DVD Specifications

  • Hong Kong Release
  • NTSC -- Region 0
  • Deltamac #DVD78032
  • Post-synced Cantonese and Mandarin Language Tracks
  • Subtitles (Optional): English, Traditional and Simplified Chinese
  • 6 Chapters
  • 4:3 Letterbox (2.40:1)
  • 100 Minutes (at 25 frames-per-second)

Ratings & Consumer Information

  • Australia: M 15+
  • Great Britain: 15
  • Hong Kong: IIA
  • Ontario: PG
  • Singapore: PG
  • United States: PG-13
  • Contains moderate violence

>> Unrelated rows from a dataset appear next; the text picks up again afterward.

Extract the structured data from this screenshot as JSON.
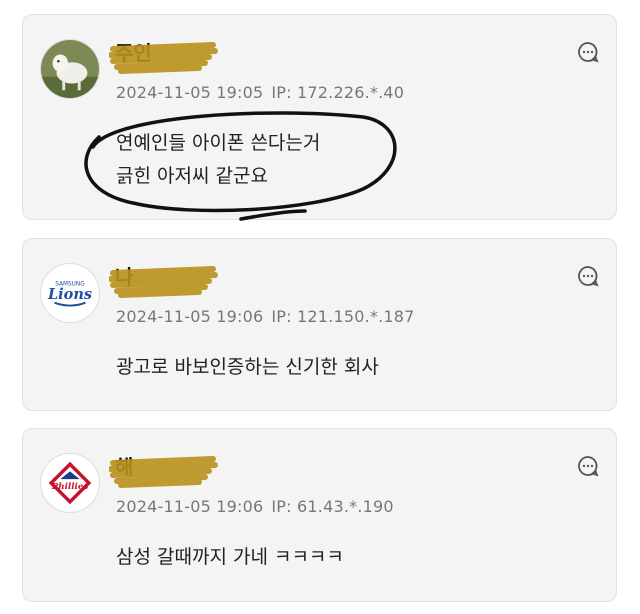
{
  "comments": [
    {
      "nickname": "주인",
      "date": "2024-11-05 19:05",
      "ip": "IP: 172.226.*.40",
      "text_lines": [
        "연예인들 아이폰 쓴다는거",
        "긁힌 아저씨 같군요"
      ],
      "avatar_icon": "goat-photo-icon"
    },
    {
      "nickname": "나",
      "date": "2024-11-05 19:06",
      "ip": "IP: 121.150.*.187",
      "text_lines": [
        "광고로 바보인증하는 신기한 회사"
      ],
      "avatar_icon": "samsung-lions-logo",
      "avatar_label": "Lions",
      "avatar_sublabel": "SAMSUNG"
    },
    {
      "nickname": "해",
      "date": "2024-11-05 19:06",
      "ip": "IP: 61.43.*.190",
      "text_lines": [
        "삼성 갈때까지 가네 ㅋㅋㅋㅋ"
      ],
      "avatar_icon": "phillies-logo",
      "avatar_label": "Phillies"
    }
  ],
  "colors": {
    "card_bg": "#f4f4f4",
    "meta_text": "#777777",
    "scribble": "#b8901c",
    "circle_mark": "#111111"
  }
}
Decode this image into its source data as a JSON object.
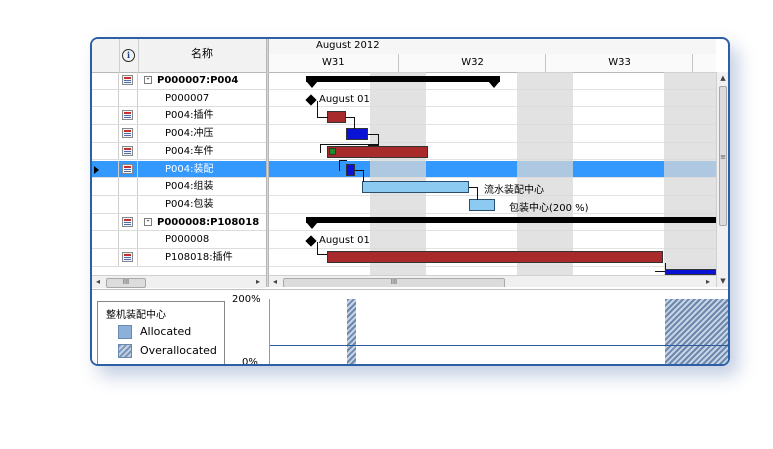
{
  "grid": {
    "header_name": "名称",
    "info_icon_text": "i",
    "rows": [
      {
        "name": "P000007:P004",
        "type": "summary",
        "icon": "task-icon",
        "expander": "-"
      },
      {
        "name": "P000007",
        "type": "milestone",
        "icon": ""
      },
      {
        "name": "P004:插件",
        "type": "task",
        "icon": "task-icon"
      },
      {
        "name": "P004:冲压",
        "type": "task",
        "icon": "task-icon"
      },
      {
        "name": "P004:车件",
        "type": "task",
        "icon": "task-icon"
      },
      {
        "name": "P004:装配",
        "type": "task",
        "icon": "task-icon",
        "selected": true
      },
      {
        "name": "P004:组装",
        "type": "task",
        "icon": ""
      },
      {
        "name": "P004:包装",
        "type": "task",
        "icon": ""
      },
      {
        "name": "P000008:P108018",
        "type": "summary",
        "icon": "task-icon",
        "expander": "-"
      },
      {
        "name": "P000008",
        "type": "milestone",
        "icon": ""
      },
      {
        "name": "P108018:插件",
        "type": "task",
        "icon": "task-icon"
      }
    ],
    "scroll_thumb_label": "III"
  },
  "gantt": {
    "month_label": "August 2012",
    "weeks": [
      "W31",
      "W32",
      "W33"
    ],
    "labels": {
      "milestone_1": "August 01",
      "milestone_2": "August 01",
      "assembly_line": "流水装配中心",
      "packing_center": "包装中心(200 %)"
    },
    "scroll_thumb_label": "III",
    "vscroll_thumb_label": "≡"
  },
  "histogram": {
    "legend_title": "整机装配中心",
    "legend_items": [
      {
        "label": "Allocated",
        "swatch": "alloc"
      },
      {
        "label": "Overallocated",
        "swatch": "over"
      }
    ],
    "axis_top": "200%",
    "axis_bottom": "0%"
  },
  "colors": {
    "selection": "#3399ff",
    "task_red": "#a82a2a",
    "task_blue": "#0a12d6",
    "task_light": "#8ccaf2",
    "frame_border": "#2c5fa3"
  }
}
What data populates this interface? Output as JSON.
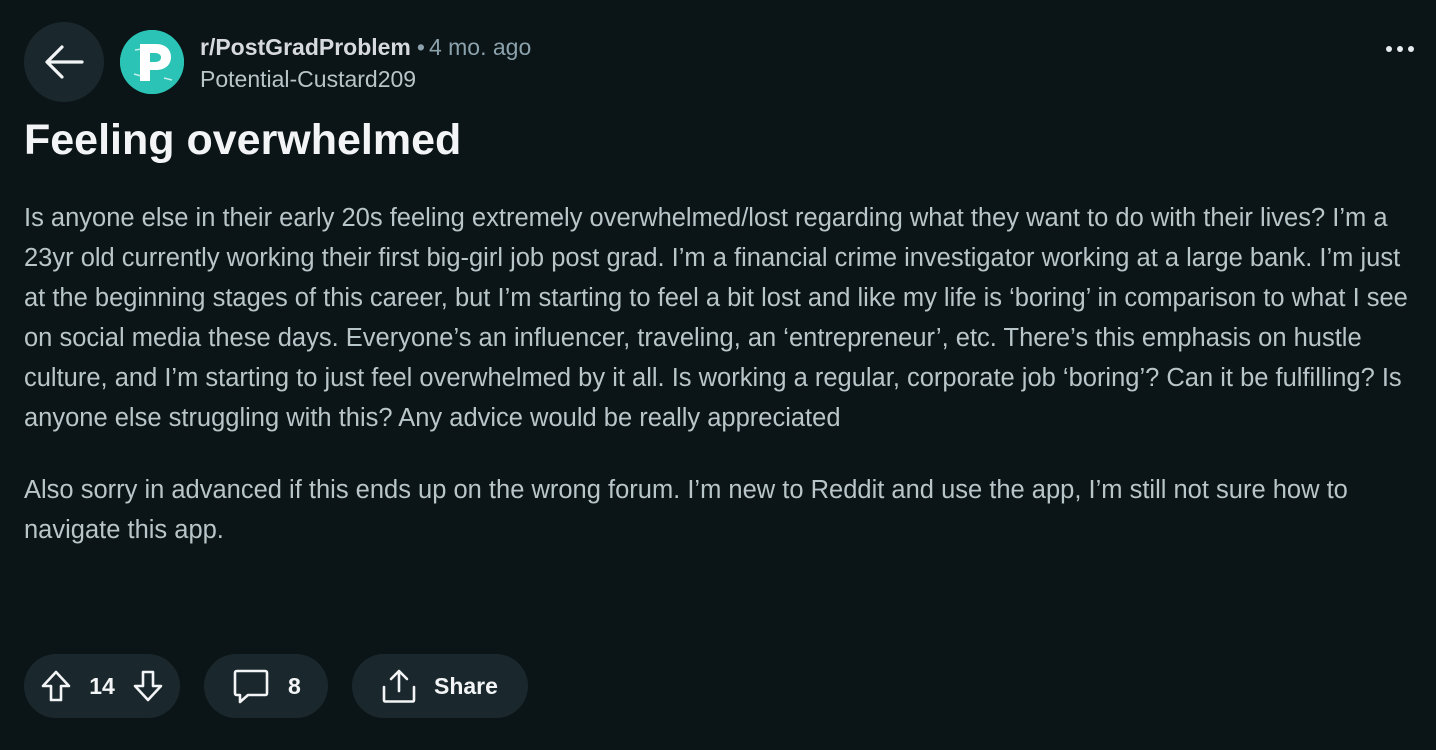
{
  "header": {
    "subreddit": "r/PostGradProblem",
    "separator": "•",
    "age": "4 mo. ago",
    "author": "Potential-Custard209",
    "avatar_letter": "P",
    "avatar_color": "#2bc3b5"
  },
  "post": {
    "title": "Feeling overwhelmed",
    "paragraphs": [
      "Is anyone else in their early 20s feeling extremely overwhelmed/lost regarding what they want to do with their lives? I’m a 23yr old currently working their first big-girl job post grad. I’m a financial crime investigator working at a large bank. I’m just at the beginning stages of this career, but I’m starting to feel a bit lost and like my life is ‘boring’ in comparison to what I see on social media these days. Everyone’s an influencer, traveling, an ‘entrepreneur’, etc. There’s this emphasis on hustle culture, and I’m starting to just feel overwhelmed by it all. Is working a regular, corporate job ‘boring’? Can it be fulfilling? Is anyone else struggling with this? Any advice would be really appreciated",
      "Also sorry in advanced if this ends up on the wrong forum. I’m new to Reddit and use the app, I’m still not sure how to navigate this app."
    ]
  },
  "actions": {
    "score": "14",
    "comments": "8",
    "share_label": "Share"
  },
  "icons": {
    "back": "arrow-left-icon",
    "more": "ellipsis-icon",
    "upvote": "arrow-up-icon",
    "downvote": "arrow-down-icon",
    "comment": "speech-bubble-icon",
    "share": "share-icon"
  },
  "colors": {
    "background": "#0b1416",
    "pill": "#1a282d",
    "body_text": "#b8c5c9"
  }
}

  • 10 A Masterpiece
  • 9 Excellent
  • 8 Highly Recommended
  • 7 Very Good
  • 6 Recommended
  • 5 Marginal Recommendation
  • 4 Not Recommended
  • 3 Poor
  • 2 Definitely Not Recommended
  • 1 Dreadful